Senior, Belmont PRSSA Member
I recently attended a networking event with my mentor and spent the evening being introduced to a room full of strangers. Sound familiar? It should. If you are an aspiring young PR professional, this is a task you are accustomed to.
In class, at conferences, and in PRSSA chapter meetings I have heard countless ways to make a positive impression at a networking event. I even know the proper way to manage my personal brand.
But here is where it gets tricky: after you have made that first impression, given your “elevator pitch” and heard the other person’s story; the exchanging of business cards occurs and the event ends.
Once you get home, what do you do with the new stack of business cards representing future mentors, internship opportunities, and useful contacts? Put them away and never look at them again? Trash them? Forget they are there until months later? If you answered “yes” to any of those questions, you need to rethink the way you handle business cards because you are missing out on key connections.
Here are three ways I effectively use new business cards:
- Document: As soon as I get home I write the date, name of the event and topics of conversation on the back of each individual card. If there were any unique characteristics of the person, I write those down as well. This way if I ever have to contact that individual, I am able to remind them how we met.
- File: Call me OCD, but I file all of the business cards in a playing card plastic protector sheet in a binder. This way they are all in the same place.

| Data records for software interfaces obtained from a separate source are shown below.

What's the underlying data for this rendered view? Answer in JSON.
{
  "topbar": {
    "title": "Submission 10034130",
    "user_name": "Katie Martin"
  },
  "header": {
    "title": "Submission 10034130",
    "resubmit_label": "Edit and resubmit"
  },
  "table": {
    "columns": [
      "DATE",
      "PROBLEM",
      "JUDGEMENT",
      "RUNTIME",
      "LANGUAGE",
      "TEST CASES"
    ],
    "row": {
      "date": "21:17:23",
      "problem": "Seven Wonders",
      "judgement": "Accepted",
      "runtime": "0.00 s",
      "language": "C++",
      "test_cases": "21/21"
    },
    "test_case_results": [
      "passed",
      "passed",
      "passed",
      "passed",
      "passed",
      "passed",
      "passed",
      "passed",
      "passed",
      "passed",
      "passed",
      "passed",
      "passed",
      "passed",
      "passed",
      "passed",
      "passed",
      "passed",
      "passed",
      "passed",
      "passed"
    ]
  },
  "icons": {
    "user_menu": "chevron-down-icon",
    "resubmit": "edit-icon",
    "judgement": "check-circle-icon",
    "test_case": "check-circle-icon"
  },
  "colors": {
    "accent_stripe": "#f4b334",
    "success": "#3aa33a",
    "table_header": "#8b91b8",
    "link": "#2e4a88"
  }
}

- Follow Up: This step is the MOST important of the three. I always send out an “it was nice to meet you” email a couple of days after the event. The new contacts don’t always respond, but I like to think that if I ever had to contact them again; whether it be for an internship or inquiring about a position, they will remember me because I remembered them (because of step #1).
These are the ways I keep track of my new contacts. I hope this helps you keep track of new business cards!

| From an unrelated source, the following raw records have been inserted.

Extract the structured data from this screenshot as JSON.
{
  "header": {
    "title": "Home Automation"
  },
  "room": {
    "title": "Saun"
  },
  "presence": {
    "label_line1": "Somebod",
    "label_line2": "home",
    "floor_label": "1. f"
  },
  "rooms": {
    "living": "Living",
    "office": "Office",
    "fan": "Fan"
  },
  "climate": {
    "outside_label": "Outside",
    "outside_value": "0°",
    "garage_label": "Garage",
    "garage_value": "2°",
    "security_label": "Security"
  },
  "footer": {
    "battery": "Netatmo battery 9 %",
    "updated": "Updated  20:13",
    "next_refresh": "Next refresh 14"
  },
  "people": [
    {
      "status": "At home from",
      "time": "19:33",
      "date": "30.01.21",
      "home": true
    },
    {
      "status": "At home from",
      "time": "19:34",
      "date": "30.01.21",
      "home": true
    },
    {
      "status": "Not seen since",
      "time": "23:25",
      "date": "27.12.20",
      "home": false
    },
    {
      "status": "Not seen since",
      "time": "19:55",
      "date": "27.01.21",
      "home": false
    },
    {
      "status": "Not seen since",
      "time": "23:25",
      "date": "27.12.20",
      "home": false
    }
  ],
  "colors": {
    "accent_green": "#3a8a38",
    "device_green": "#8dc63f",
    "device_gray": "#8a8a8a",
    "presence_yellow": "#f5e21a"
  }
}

If you have a different method to keep track of business cards or have any thoughts about mine, please leave a comment below.
Thanks for reading!
-Mary Anna Davis, Director of PR, Belmont PRSSA
Jennifer Way, CEO of Way Solutions, joined us at our meeting on March 26. She shared her story and the lessons she learned on the way. Now, we would like to share them with you!
- Determine your “main value.” This should be the most substantial skill you have to offer. You want to put emphasis on your best skills. You should never emphasis the fact that you are a student.
- Brainstorm your relevant skills. These could be blogging, social media, AP style, graphic skills, event planning, etc. While applying for a specific job or internship, find out what they are looking for and arrange your skills to match their description.
- Make a connection. You are more than just your resume. What make you stand out from every other public relations major? Are you a fashionista? Have you studied abroad? This step requires some self-discovery.
- Decide what to include and what to exclude. You should only include the skills and experiences match the job or internship description.
- Understand yourself and your interests. What are your best skills and attributes? Who would like those? What type of job or internship are you looking for? What type of person would they want?
- If you don’t know who you are, nobody else will either.
- You have to build your career in order for it to happen.
- Be consistent.
- You have to have a plan for your career. Or it will go nowhere.
- What are you willing to do & give up for your career?
- You will reap what you sow.
- There is no such thing as a corporate ladder, it’s a corporate web.
- Success happens together.
- Ask yourself, “will this open more doors than it closes?”
- Money is not always the thing that leads to more opportunity.
- For awhile after you graduate, the answer should be “yes.” Yes’s open doors and no’s close them.
- You never know who is going to hire you, so you need to be nice to everyone.
- Educate yourself on the market.
- Read job descriptions and requirements.
- Start networking with people in the area you want to be.
- Who do you know?
- Who do they know?
- Who do you need to know?
- Who are your champions and what do they care about?